There are many combinations of resistors that will create the voltage divider, but we want the values to be large enough so that the circuit draws very little current normally, yet small enough that there's still enough current going into the base of the first transistor to turn on (after all, BJTs are current-driven devices). I used the same 33K resistors for the top value as he did in the blog post. Since .62 volts is 9.5% of the 6.5 volt threshold, I needed the bottom resistor to be 9.5% of the total, which meant about 3600 ohms. The standard resistor value of 3.3K is thus too low and 3.9K is too high, so I used a 3.3K resistor in series with a 270 ohm one to create 3570 ohms, which works perfectly when I test it with my power supply. (These resistors are all +/- 5%, although I tested them with a multimeter to get as close as possible.)

Step 5: Polymorph Diffuser

This LED is painful to look directly at. In Gadre's book, he suggests cutting a ping-pong ball in half and putting it over the RGB LED, and that's just for a regular LED running 20 milliamps for each color rather than 320. I didn't have any ping pong balls, but I did have a bag of polymorph that I wanted to practice shaping.

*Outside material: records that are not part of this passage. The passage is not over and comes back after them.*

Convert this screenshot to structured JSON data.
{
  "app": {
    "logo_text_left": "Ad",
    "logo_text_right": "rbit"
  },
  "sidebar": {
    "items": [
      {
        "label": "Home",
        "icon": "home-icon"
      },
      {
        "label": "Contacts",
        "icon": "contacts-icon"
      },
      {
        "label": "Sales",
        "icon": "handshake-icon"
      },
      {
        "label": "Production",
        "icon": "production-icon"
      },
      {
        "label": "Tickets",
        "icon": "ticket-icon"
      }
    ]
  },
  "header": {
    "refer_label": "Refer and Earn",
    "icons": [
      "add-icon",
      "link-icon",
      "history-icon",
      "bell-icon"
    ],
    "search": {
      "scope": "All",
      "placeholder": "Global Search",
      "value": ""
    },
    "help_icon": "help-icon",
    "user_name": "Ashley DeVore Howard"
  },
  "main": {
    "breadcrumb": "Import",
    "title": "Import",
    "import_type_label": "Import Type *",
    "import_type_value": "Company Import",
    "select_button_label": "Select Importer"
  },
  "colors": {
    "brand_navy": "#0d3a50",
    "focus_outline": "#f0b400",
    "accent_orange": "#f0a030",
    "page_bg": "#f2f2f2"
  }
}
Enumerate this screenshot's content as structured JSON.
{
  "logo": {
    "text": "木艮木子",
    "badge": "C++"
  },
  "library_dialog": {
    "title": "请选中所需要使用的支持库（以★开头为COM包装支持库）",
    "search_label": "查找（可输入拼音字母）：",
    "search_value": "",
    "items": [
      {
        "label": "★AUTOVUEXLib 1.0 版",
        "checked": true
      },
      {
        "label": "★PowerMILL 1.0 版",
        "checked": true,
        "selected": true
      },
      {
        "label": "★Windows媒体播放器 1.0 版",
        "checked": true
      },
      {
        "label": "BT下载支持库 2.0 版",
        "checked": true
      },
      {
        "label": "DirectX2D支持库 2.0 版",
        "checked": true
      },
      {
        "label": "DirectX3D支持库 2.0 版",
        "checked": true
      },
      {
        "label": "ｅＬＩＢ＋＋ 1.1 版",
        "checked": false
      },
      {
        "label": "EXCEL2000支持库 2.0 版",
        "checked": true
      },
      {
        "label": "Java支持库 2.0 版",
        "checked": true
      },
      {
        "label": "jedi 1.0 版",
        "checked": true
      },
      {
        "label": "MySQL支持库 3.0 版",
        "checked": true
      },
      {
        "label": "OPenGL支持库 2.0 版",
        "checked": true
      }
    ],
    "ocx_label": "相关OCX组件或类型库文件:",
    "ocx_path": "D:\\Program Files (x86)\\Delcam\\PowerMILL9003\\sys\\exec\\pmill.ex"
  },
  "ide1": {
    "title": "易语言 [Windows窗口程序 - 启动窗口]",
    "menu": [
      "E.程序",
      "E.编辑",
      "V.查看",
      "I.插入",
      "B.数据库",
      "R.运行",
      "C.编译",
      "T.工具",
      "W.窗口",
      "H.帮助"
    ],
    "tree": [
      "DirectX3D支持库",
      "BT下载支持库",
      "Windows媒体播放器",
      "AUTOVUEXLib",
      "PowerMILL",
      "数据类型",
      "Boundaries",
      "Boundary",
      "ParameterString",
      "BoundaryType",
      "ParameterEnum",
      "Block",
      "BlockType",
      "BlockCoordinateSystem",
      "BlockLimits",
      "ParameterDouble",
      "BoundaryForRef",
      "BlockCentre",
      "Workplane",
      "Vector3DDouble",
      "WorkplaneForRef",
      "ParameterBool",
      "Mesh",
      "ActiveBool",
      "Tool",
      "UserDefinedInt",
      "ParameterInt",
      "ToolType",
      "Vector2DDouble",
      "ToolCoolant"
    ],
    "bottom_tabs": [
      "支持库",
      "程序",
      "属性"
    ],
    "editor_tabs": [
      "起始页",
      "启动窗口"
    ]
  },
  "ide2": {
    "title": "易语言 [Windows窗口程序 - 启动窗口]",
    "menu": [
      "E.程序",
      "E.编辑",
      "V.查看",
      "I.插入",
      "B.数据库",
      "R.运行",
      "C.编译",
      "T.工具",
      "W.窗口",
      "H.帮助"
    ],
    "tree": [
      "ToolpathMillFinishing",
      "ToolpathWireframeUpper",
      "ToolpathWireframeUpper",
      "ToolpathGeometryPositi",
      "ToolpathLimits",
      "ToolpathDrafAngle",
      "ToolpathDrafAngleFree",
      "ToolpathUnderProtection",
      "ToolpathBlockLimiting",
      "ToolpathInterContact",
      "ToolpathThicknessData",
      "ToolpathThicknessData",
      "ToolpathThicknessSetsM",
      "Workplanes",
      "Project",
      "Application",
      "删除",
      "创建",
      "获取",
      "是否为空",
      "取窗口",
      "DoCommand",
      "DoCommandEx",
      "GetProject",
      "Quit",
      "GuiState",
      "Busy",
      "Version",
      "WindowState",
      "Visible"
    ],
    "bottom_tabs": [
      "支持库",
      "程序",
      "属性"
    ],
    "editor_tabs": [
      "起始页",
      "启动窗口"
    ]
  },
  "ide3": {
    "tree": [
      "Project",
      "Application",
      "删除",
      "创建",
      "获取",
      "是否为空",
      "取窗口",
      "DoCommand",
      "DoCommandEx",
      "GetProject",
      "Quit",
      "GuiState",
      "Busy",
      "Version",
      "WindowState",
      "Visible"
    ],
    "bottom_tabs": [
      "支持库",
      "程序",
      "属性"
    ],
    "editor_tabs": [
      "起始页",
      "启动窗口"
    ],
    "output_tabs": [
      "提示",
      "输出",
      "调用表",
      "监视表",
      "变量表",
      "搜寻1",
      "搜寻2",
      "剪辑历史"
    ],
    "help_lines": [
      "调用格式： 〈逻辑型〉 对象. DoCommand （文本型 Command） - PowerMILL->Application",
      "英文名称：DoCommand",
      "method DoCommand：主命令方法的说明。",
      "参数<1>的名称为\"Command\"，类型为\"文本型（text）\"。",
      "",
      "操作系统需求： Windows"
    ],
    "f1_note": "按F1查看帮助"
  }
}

Polymorph is a thermal plastic with a very low melting point. To work with it, you heat the balls to 125-175 degrees Fahrenheit. Some people do this in the microwave, but I found the technique of just adding them to near-boiling water much more effective. The balls clump together so you don't have to worry about them dissolving. As they melt, the form a clear plastic glob that looks and feels like thick clear silly putty.

You can shape it with your fingers as it cools down, gradually turning more opaque as it does. Once it's back to fully white, it's hard enough to saw and drill! Unfortunately, I found it difficult to get precise shapes just by hand - I have the same problem trying to make anything interesting with my daughter's PlayDough.

To actually fit the polymorph over my aluminum square, I decided to create a mold (the aluminum itself would've been a good one, but it was already stuck on the PCB). So I cut a block of wood the same dimensions as the heat sink, heated up the polymorph and then stretched it over the wood. (The first version I did wasn't nearly tall enough since to be a good diffuser, it has to sit a centimeter or more above the LED. So I cut a block out of thicker wood, reheated the polymorph, and did it again.) The polymorph stuck to the wood a little as it hardened, but I was able to pry it off in one piece. The unevenness of my finger prints and stretch marks create a bit more diffusion, which is nice in parts, although I wish I had been more uniform about it. One bonus of using polymorph is I didn't have to glue it to the PCB - I just heated up the bottom edge again by holding it in hot water and then stuck the soft clear edge right onto the PCB, with the hardening plastic acting as a weak glue.

I've attached a video of the final product, although as with most LED projects, the iPhone's camera doesn't do it much justice.

As always, I'm very eager to hear any comments, questions, corrections, tips or suggestions, whether about the electronics, source code, or anything else. Thanks for reading.